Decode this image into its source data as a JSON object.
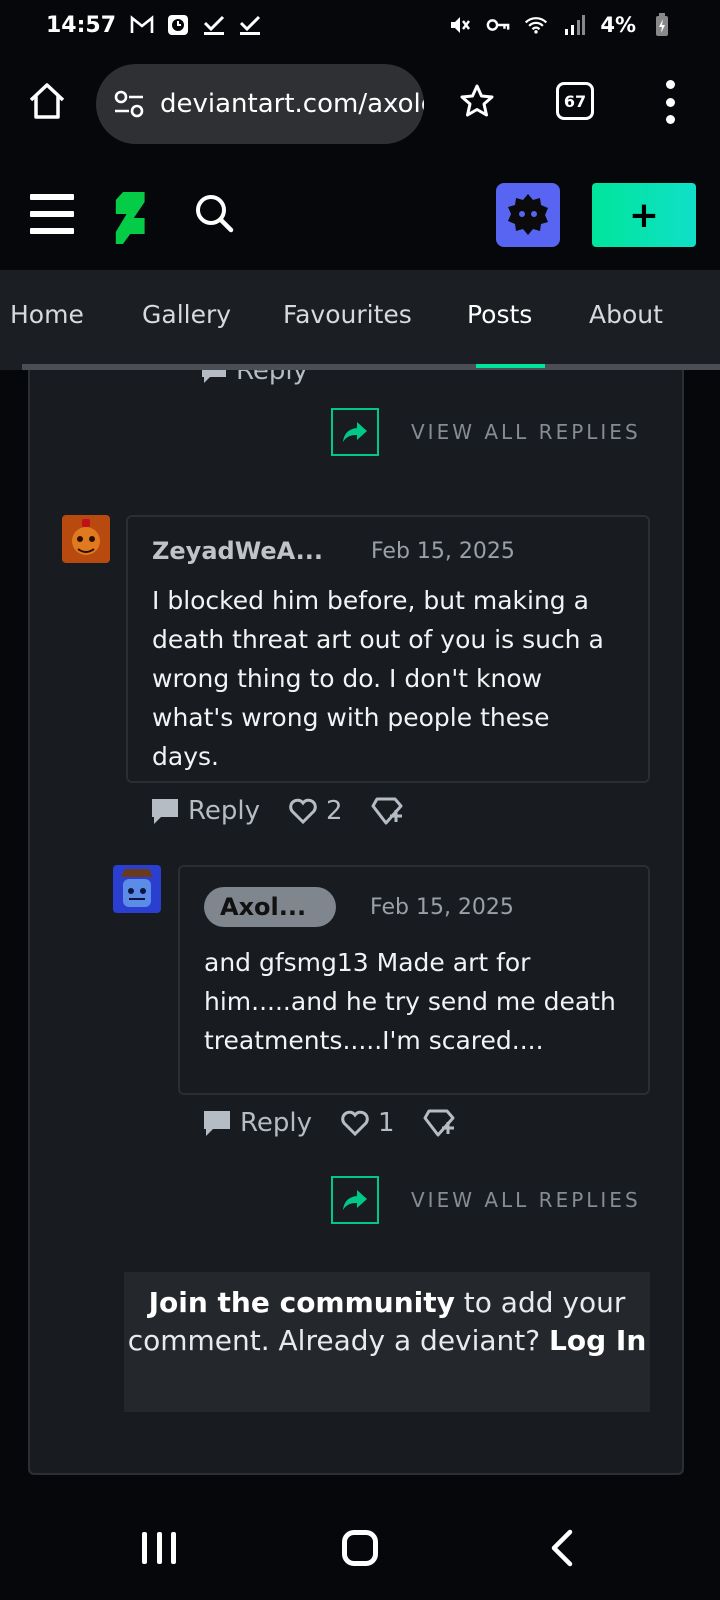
{
  "status_bar": {
    "time": "14:57",
    "battery": "4%"
  },
  "browser": {
    "url": "deviantart.com/axolo",
    "tab_count": "67"
  },
  "site_header": {
    "create_label": "+"
  },
  "profile_tabs": [
    {
      "label": "Home"
    },
    {
      "label": "Gallery"
    },
    {
      "label": "Favourites"
    },
    {
      "label": "Posts",
      "active": true
    },
    {
      "label": "About"
    }
  ],
  "thread": {
    "top_reply_label": "Reply",
    "view_all_replies_top": "VIEW ALL REPLIES",
    "comment1": {
      "username": "ZeyadWeA...",
      "date": "Feb 15, 2025",
      "text": "I blocked him before, but making a death threat art out of you is such a wrong thing to do. I don't know what's wrong with people these days.",
      "reply_label": "Reply",
      "likes": "2"
    },
    "comment2": {
      "username": "Axol...",
      "date": "Feb 15, 2025",
      "text": "and gfsmg13 Made art for him.....and he try send me death treatments.....I'm scared....",
      "reply_label": "Reply",
      "likes": "1"
    },
    "view_all_replies_bottom": "VIEW ALL REPLIES"
  },
  "join_box": {
    "bold1": "Join the community",
    "text1": " to add your comment. Already a deviant? ",
    "bold2": "Log In"
  },
  "colors": {
    "accent": "#00e59b",
    "background": "#06070a",
    "card": "#181b1f"
  }
}
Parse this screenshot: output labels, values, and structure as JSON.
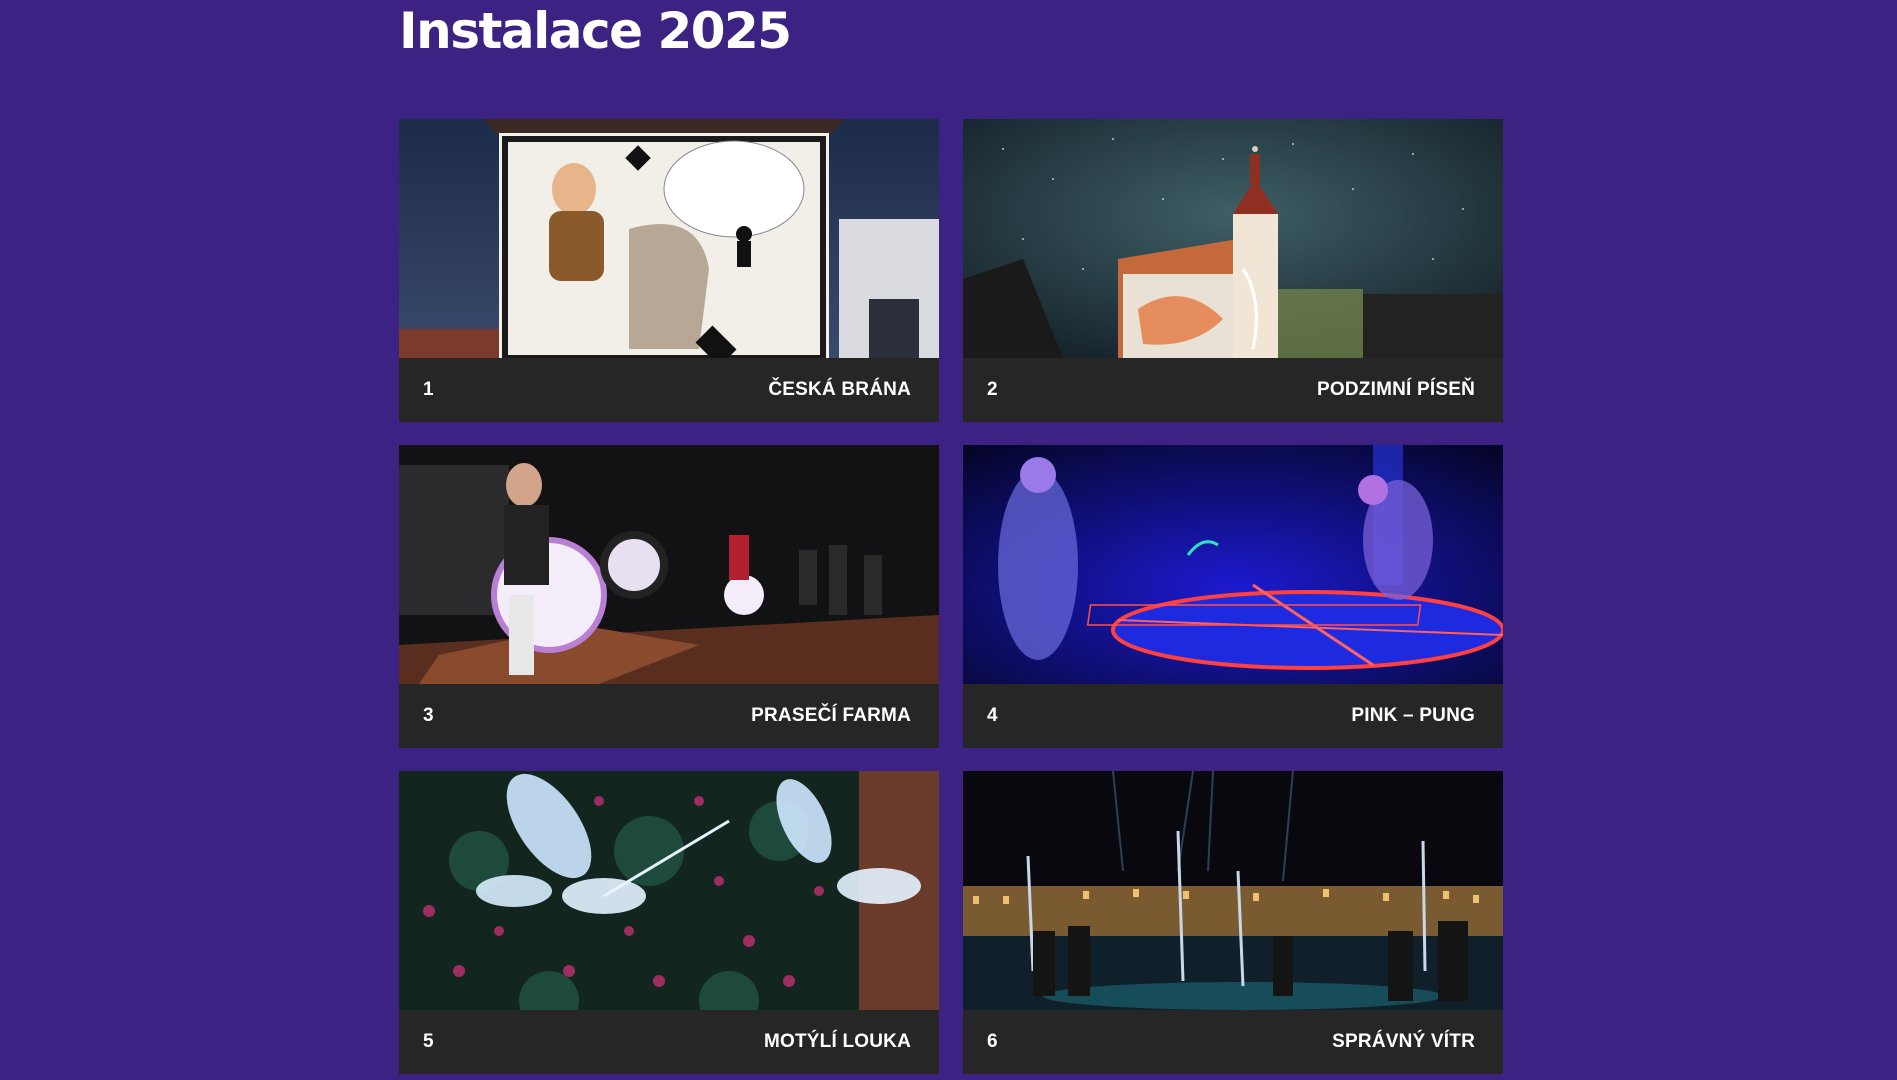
{
  "page": {
    "title": "Instalace 2025",
    "background_color": "#3b2283",
    "card_footer_color": "#262626"
  },
  "installations": [
    {
      "number": "1",
      "name": "ČESKÁ BRÁNA",
      "image": "mural-photo-chess-knight"
    },
    {
      "number": "2",
      "name": "PODZIMNÍ PÍSEŇ",
      "image": "castle-projection-photo"
    },
    {
      "number": "3",
      "name": "PRASEČÍ FARMA",
      "image": "glowing-pig-rides-photo"
    },
    {
      "number": "4",
      "name": "PINK – PUNG",
      "image": "neon-ping-pong-photo"
    },
    {
      "number": "5",
      "name": "MOTÝLÍ LOUKA",
      "image": "glowing-butterflies-photo"
    },
    {
      "number": "6",
      "name": "SPRÁVNÝ VÍTR",
      "image": "town-square-lights-photo"
    }
  ]
}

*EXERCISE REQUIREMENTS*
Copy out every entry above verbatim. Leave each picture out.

*EXERCISE ANSWER*
Decode this image into its source data as a JSON object.
{
  "status_bar": {
    "time": "14:57",
    "battery": "4%"
  },
  "browser": {
    "url": "deviantart.com/axolo",
    "tab_count": "67"
  },
  "site_header": {
    "create_label": "+"
  },
  "profile_tabs": [
    {
      "label": "Home"
    },
    {
      "label": "Gallery"
    },
    {
      "label": "Favourites"
    },
    {
      "label": "Posts",
      "active": true
    },
    {
      "label": "About"
    }
  ],
  "thread": {
    "top_reply_label": "Reply",
    "view_all_replies_top": "VIEW ALL REPLIES",
    "comment1": {
      "username": "ZeyadWeA...",
      "date": "Feb 15, 2025",
      "text": "I blocked him before, but making a death threat art out of you is such a wrong thing to do. I don't know what's wrong with people these days.",
      "reply_label": "Reply",
      "likes": "2"
    },
    "comment2": {
      "username": "Axol...",
      "date": "Feb 15, 2025",
      "text": "and gfsmg13 Made art for him.....and he try send me death treatments.....I'm scared....",
      "reply_label": "Reply",
      "likes": "1"
    },
    "view_all_replies_bottom": "VIEW ALL REPLIES"
  },
  "join_box": {
    "bold1": "Join the community",
    "text1": " to add your comment. Already a deviant? ",
    "bold2": "Log In"
  },
  "colors": {
    "accent": "#00e59b",
    "background": "#06070a",
    "card": "#181b1f"
  }
}
Parse this screenshot: output labels, values, and structure as JSON.
{
  "page": {
    "title": "Instalace 2025",
    "background_color": "#3b2283",
    "card_footer_color": "#262626"
  },
  "installations": [
    {
      "number": "1",
      "name": "ČESKÁ BRÁNA",
      "image": "mural-photo-chess-knight"
    },
    {
      "number": "2",
      "name": "PODZIMNÍ PÍSEŇ",
      "image": "castle-projection-photo"
    },
    {
      "number": "3",
      "name": "PRASEČÍ FARMA",
      "image": "glowing-pig-rides-photo"
    },
    {
      "number": "4",
      "name": "PINK – PUNG",
      "image": "neon-ping-pong-photo"
    },
    {
      "number": "5",
      "name": "MOTÝLÍ LOUKA",
      "image": "glowing-butterflies-photo"
    },
    {
      "number": "6",
      "name": "SPRÁVNÝ VÍTR",
      "image": "town-square-lights-photo"
    }
  ]
}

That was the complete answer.